No matter where I travel, often I am asked where I am from. Yes, my accent is that "twangy". No one has ever been rude or treated me as inferior but I am aware that there are those who consider our language as a curse rather than a blessing.
The dialect of eastern Kentucky has long been thought of as an ignorant language. It is often cited as the chosen speech of the uneducated and the unsophisticated. Unfortunately, those who, themselves, are uneducated about Appalachian history sometimes view these stereotypes as an impediment to educational and social advancement.
The origin of our speech has been theorized as being a form of Elizabethan (Shakespearean) English and/or the Scots-Irish and Anglo-Scottish languages. Recent studies have suggested that Appalachian English is a unique dialect that came from early settlers who re-adapted the various languages to form one familiar form of communication.
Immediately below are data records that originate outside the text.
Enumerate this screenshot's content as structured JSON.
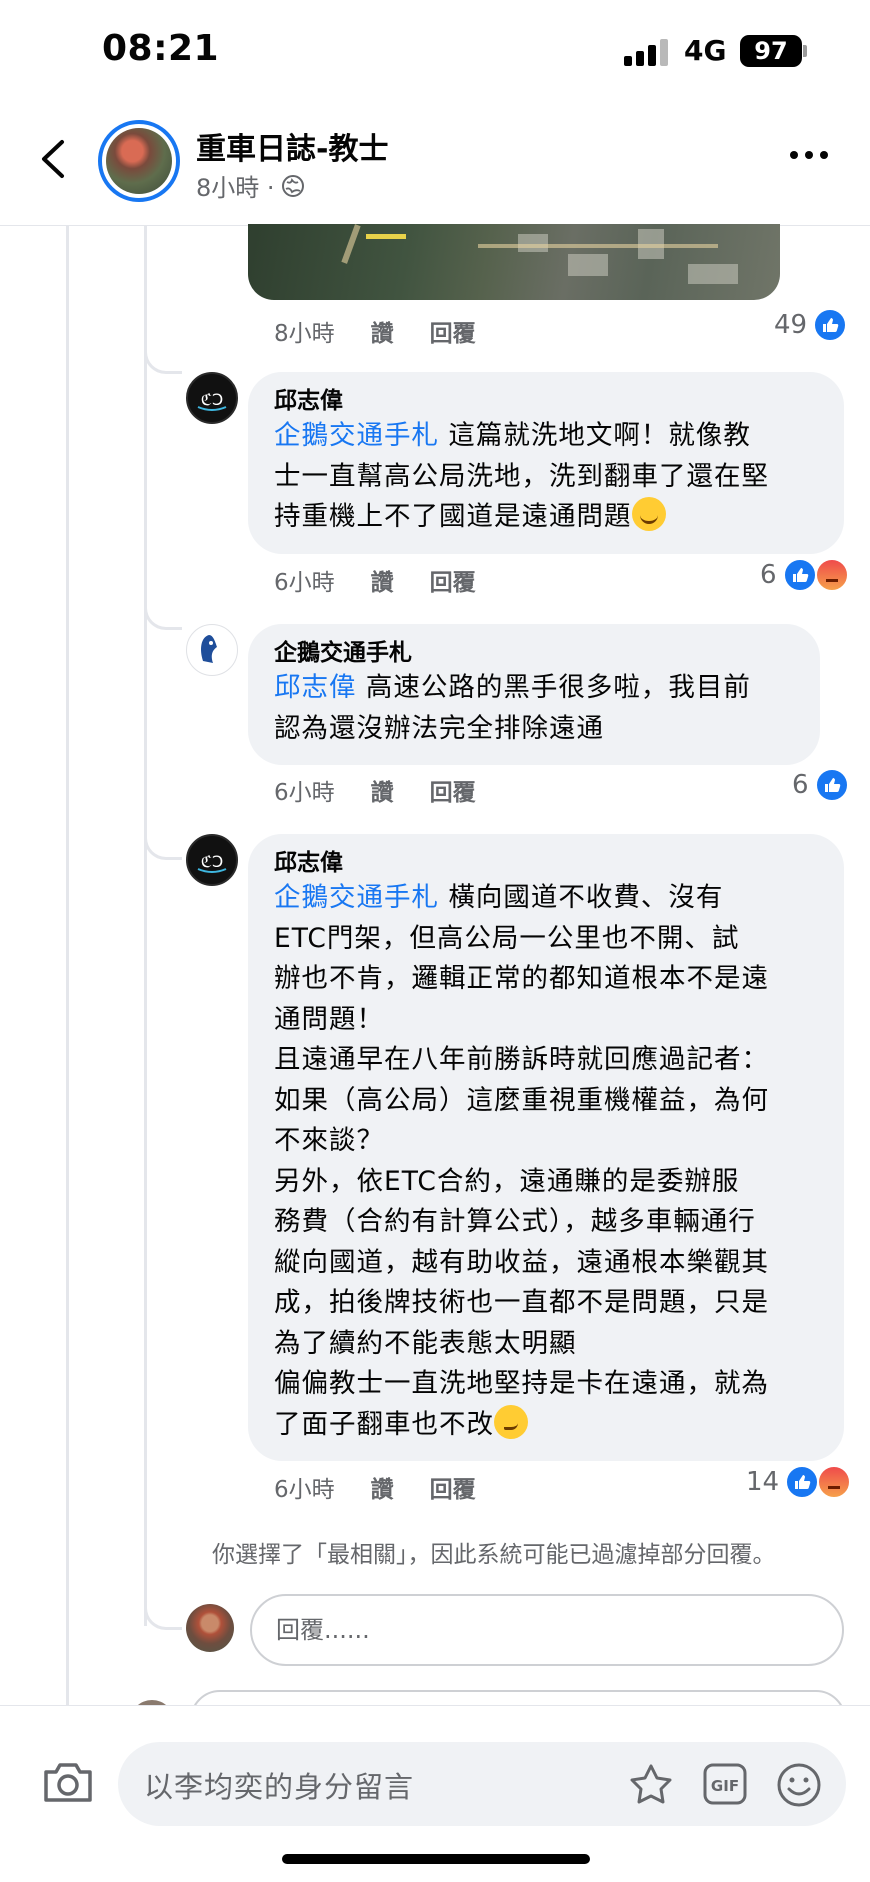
{
  "status_bar": {
    "time": "08:21",
    "network": "4G",
    "battery": "97"
  },
  "header": {
    "title": "重車日誌-教士",
    "time_ago": "8小時 ·"
  },
  "map_comment": {
    "time": "8小時",
    "like_label": "讚",
    "reply_label": "回覆",
    "reaction_count": "49"
  },
  "comments": [
    {
      "name": "邱志偉",
      "mention": "企鵝交通手札",
      "text": " 這篇就洗地文啊！就像教\n士一直幫高公局洗地，洗到翻車了還在堅\n持重機上不了國道是遠通問題",
      "emoji": "grinning-squint-emoji",
      "time": "6小時",
      "like_label": "讚",
      "reply_label": "回覆",
      "reaction_count": "6",
      "reactions": [
        "like",
        "angry"
      ]
    },
    {
      "name": "企鵝交通手札",
      "mention": "邱志偉",
      "text": " 高速公路的黑手很多啦，我目前\n認為還沒辦法完全排除遠通",
      "time": "6小時",
      "like_label": "讚",
      "reply_label": "回覆",
      "reaction_count": "6",
      "reactions": [
        "like"
      ]
    },
    {
      "name": "邱志偉",
      "mention": "企鵝交通手札",
      "text": " 橫向國道不收費、沒有\nETC門架，但高公局一公里也不開、試\n辦也不肯，邏輯正常的都知道根本不是遠\n通問題！\n且遠通早在八年前勝訴時就回應過記者：\n如果（高公局）這麼重視重機權益，為何\n不來談？\n另外，依ETC合約，遠通賺的是委辦服\n務費（合約有計算公式），越多車輛通行\n縱向國道，越有助收益，遠通根本樂觀其\n成，拍後牌技術也一直都不是問題，只是\n為了續約不能表態太明顯\n偏偏教士一直洗地堅持是卡在遠通，就為\n了面子翻車也不改",
      "emoji": "smirk-emoji",
      "time": "6小時",
      "like_label": "讚",
      "reply_label": "回覆",
      "reaction_count": "14",
      "reactions": [
        "like",
        "angry"
      ]
    }
  ],
  "filter_note": "你選擇了「最相關」，因此系統可能已過濾掉部分回覆。",
  "reply_box": {
    "placeholder": "回覆......"
  },
  "composer": {
    "placeholder": "以李均奕的身分留言"
  },
  "colors": {
    "accent": "#1877f2",
    "bubble": "#f0f2f5",
    "muted": "#65676b"
  }
}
To me, our accent is another aspect of our cultural heritage.
I will admit that anyone who meets me would notice my very thick, distinct, eastern Kentucky drawl and either be charmed by it or perhaps become offended by not being unable to understand it. I hope the former as opposed to the latter. After a "Hidey y'all!, how you'ns doing?", maybe you would listen past the accent and hear the words as I (and the majority of the people here) mean to say them... as gracious as the time calls for. Most times, that is a good thing.
PrecariousMe 31-35, F 4 Responses 4 Nov 21, 2011